[Exercise goal]:
Lines in the listing below that contain the string "content" are to be found and copied.

[Records for the exercise]:
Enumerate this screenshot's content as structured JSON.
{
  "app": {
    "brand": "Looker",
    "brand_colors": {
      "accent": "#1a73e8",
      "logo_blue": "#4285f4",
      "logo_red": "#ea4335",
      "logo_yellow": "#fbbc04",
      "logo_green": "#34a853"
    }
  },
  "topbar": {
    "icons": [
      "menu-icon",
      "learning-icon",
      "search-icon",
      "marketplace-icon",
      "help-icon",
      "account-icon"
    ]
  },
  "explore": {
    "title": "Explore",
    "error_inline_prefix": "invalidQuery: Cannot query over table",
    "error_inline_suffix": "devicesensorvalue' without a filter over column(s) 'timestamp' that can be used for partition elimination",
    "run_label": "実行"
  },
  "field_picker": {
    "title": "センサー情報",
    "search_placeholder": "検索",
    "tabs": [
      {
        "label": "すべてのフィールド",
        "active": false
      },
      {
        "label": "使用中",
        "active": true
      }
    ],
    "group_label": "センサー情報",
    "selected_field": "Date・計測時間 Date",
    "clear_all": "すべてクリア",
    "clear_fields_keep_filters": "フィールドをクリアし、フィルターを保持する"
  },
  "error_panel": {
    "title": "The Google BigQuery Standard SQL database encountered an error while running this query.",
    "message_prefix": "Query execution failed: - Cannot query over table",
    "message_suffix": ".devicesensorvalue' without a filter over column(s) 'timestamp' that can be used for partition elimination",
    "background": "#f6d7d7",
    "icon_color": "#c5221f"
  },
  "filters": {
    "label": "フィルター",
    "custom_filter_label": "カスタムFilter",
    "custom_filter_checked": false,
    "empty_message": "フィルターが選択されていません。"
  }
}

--

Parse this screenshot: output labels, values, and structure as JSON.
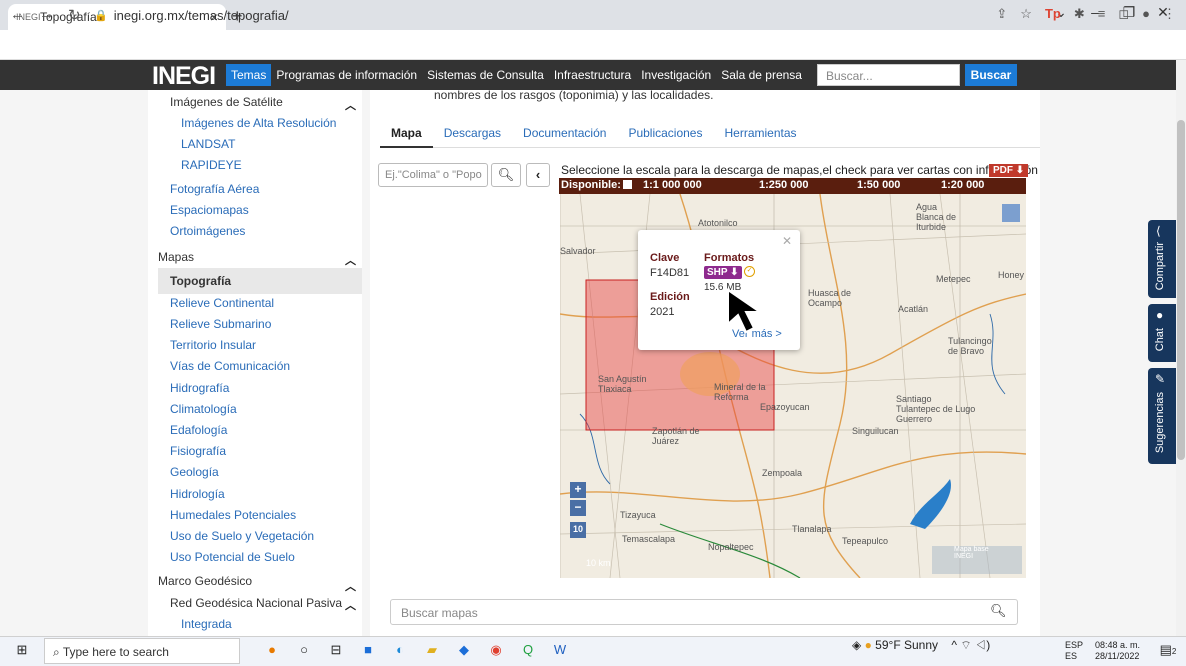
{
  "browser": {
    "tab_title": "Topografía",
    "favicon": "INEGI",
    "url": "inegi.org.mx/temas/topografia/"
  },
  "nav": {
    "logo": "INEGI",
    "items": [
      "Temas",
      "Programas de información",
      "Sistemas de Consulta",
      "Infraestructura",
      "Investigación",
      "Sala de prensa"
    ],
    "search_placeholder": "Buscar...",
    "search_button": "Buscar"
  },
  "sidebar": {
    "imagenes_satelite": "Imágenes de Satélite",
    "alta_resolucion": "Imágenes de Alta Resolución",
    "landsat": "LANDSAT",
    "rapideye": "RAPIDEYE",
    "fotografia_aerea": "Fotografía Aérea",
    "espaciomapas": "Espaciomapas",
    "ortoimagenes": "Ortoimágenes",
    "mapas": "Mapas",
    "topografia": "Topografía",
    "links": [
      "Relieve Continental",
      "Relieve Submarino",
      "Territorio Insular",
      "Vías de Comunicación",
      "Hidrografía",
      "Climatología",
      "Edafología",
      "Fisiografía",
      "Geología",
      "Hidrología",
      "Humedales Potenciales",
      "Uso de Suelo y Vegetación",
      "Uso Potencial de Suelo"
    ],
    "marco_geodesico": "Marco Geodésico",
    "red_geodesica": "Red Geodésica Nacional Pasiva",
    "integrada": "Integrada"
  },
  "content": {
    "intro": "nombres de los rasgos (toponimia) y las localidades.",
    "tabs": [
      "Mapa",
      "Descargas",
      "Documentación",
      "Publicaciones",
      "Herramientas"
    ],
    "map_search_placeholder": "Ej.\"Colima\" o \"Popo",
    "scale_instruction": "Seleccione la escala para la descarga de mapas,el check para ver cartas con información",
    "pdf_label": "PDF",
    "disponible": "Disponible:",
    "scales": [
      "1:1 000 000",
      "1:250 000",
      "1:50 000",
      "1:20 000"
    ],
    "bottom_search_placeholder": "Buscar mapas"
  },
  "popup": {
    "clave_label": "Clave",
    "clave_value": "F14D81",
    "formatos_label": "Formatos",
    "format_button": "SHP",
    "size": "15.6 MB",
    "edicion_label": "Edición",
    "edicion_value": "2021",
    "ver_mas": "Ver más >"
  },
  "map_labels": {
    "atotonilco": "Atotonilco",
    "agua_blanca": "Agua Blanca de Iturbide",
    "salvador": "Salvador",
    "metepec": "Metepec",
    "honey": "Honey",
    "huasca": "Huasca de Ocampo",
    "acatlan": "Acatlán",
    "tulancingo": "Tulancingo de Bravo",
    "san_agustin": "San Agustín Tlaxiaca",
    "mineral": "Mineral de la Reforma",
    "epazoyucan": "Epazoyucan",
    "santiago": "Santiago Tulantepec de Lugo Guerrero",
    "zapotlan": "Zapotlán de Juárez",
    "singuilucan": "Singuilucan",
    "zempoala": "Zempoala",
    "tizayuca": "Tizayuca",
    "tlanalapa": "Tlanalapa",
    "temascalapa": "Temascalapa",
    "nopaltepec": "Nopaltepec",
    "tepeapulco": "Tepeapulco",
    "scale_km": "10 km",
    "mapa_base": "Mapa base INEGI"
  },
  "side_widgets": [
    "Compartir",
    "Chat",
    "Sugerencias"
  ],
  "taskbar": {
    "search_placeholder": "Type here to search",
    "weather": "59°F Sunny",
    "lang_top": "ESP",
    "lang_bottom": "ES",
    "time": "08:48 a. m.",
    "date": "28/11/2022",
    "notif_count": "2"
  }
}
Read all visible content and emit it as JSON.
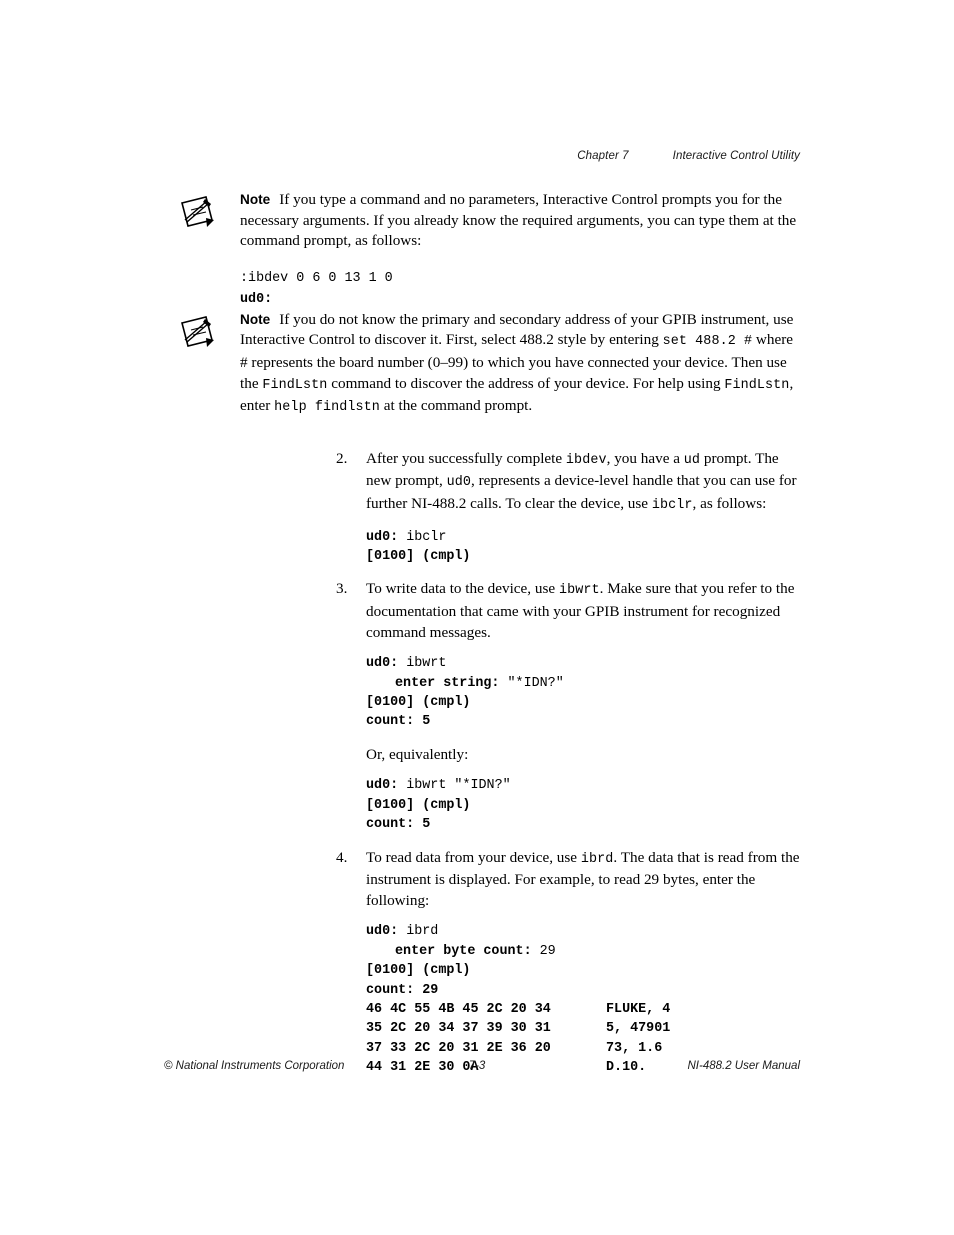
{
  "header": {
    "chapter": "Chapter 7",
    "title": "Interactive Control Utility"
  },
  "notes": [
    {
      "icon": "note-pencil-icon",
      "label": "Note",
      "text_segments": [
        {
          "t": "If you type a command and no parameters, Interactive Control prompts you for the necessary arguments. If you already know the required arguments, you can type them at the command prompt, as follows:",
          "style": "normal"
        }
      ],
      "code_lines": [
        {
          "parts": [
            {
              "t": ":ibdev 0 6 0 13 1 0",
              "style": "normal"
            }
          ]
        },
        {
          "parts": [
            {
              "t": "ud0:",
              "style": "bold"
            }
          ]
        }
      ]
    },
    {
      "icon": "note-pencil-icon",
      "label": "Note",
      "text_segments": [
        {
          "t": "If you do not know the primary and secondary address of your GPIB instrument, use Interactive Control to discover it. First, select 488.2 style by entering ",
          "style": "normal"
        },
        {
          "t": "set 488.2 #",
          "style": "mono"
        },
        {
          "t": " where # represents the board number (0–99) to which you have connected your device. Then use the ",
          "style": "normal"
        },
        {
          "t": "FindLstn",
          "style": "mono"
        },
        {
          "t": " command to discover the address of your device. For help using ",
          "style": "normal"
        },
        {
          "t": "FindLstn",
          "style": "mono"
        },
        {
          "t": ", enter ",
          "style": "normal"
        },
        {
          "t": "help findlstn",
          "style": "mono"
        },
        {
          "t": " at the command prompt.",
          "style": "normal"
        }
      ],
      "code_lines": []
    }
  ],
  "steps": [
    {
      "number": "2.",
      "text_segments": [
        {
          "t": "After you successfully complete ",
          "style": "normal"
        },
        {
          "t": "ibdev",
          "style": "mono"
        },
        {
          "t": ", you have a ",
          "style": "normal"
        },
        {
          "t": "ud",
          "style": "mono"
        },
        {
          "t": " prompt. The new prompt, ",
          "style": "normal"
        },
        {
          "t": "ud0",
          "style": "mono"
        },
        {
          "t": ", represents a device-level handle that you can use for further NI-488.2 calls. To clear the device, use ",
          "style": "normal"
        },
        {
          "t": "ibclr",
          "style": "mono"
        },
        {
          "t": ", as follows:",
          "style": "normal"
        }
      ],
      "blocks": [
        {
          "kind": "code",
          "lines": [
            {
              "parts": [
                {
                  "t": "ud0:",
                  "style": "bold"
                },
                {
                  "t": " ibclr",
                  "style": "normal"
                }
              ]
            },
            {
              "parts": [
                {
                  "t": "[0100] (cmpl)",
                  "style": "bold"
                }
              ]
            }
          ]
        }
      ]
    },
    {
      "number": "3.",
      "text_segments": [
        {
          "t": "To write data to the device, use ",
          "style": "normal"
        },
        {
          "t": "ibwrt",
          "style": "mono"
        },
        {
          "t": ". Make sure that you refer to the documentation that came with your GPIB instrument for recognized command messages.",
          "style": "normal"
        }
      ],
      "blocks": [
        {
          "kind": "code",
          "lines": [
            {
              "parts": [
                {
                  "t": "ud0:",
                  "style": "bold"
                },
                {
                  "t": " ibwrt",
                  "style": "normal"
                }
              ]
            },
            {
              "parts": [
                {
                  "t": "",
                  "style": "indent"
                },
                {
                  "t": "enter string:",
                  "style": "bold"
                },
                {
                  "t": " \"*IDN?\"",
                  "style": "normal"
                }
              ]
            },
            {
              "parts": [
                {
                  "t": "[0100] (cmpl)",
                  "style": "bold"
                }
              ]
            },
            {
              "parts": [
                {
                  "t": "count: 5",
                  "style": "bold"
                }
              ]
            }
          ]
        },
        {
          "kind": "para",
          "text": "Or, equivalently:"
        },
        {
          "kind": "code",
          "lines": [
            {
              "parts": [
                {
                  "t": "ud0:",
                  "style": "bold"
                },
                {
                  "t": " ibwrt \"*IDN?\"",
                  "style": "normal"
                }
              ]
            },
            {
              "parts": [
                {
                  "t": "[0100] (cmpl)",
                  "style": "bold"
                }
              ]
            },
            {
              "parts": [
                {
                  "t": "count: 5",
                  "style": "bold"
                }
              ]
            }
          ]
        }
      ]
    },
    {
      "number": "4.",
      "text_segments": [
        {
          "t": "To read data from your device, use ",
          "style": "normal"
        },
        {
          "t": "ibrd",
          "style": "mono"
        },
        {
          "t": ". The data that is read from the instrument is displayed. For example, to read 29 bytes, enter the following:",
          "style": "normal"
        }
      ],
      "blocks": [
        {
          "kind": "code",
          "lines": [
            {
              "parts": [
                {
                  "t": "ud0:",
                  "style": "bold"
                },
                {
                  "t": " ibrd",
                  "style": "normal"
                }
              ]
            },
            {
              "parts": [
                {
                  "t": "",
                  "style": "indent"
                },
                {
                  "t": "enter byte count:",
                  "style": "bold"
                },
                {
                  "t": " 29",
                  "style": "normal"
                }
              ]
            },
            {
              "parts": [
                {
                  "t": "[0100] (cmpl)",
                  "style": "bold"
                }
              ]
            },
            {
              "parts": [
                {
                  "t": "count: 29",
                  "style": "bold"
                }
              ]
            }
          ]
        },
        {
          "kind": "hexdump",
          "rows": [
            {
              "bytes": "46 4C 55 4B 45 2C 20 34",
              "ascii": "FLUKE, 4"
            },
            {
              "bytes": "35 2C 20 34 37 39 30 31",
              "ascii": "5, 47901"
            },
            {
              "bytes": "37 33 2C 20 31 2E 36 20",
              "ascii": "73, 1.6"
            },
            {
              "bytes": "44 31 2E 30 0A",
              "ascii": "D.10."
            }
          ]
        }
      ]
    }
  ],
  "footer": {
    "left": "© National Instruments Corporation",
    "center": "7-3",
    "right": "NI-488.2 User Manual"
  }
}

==

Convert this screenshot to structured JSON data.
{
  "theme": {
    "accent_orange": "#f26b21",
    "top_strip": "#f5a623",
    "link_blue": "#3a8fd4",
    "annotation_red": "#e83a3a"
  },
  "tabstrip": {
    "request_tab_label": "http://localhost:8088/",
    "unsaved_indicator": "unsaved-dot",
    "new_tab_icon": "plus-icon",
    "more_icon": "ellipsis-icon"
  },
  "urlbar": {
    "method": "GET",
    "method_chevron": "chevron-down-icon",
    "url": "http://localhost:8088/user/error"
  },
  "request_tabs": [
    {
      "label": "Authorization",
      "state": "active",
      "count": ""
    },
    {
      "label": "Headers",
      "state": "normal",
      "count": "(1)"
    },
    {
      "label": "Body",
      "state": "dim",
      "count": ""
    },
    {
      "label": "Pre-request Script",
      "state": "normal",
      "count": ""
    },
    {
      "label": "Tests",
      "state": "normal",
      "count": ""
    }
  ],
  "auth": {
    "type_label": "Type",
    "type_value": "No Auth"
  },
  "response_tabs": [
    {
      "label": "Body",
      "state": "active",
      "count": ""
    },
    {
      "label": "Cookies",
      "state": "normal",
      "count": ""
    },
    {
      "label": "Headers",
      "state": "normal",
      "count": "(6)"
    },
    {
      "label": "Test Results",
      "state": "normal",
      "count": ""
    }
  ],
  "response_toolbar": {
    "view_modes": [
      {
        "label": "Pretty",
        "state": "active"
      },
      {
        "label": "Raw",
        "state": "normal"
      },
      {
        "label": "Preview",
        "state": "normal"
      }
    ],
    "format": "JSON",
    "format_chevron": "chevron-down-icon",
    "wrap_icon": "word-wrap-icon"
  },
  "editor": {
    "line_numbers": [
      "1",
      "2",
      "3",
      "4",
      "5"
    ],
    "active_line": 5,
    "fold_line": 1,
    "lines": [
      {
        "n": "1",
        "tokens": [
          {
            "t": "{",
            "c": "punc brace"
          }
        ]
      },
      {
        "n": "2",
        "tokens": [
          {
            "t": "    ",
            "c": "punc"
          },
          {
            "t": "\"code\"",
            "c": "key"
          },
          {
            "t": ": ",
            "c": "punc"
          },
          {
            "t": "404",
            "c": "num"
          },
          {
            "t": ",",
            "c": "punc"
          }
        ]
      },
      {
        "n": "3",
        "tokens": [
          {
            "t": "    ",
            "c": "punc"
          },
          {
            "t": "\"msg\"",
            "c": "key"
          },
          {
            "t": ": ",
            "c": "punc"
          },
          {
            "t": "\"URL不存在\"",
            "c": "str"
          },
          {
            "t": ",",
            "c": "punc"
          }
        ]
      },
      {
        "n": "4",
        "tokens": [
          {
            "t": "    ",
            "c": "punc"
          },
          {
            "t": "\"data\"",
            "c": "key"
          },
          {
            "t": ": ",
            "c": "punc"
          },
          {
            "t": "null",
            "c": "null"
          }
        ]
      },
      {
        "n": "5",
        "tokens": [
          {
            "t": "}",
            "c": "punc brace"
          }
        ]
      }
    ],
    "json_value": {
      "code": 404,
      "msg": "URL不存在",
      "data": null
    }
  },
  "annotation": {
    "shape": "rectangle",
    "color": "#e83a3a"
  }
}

[Your solution]:
Enumerate this screenshot's content as structured JSON.
  "content": {
Read all visible content and emit it as JSON.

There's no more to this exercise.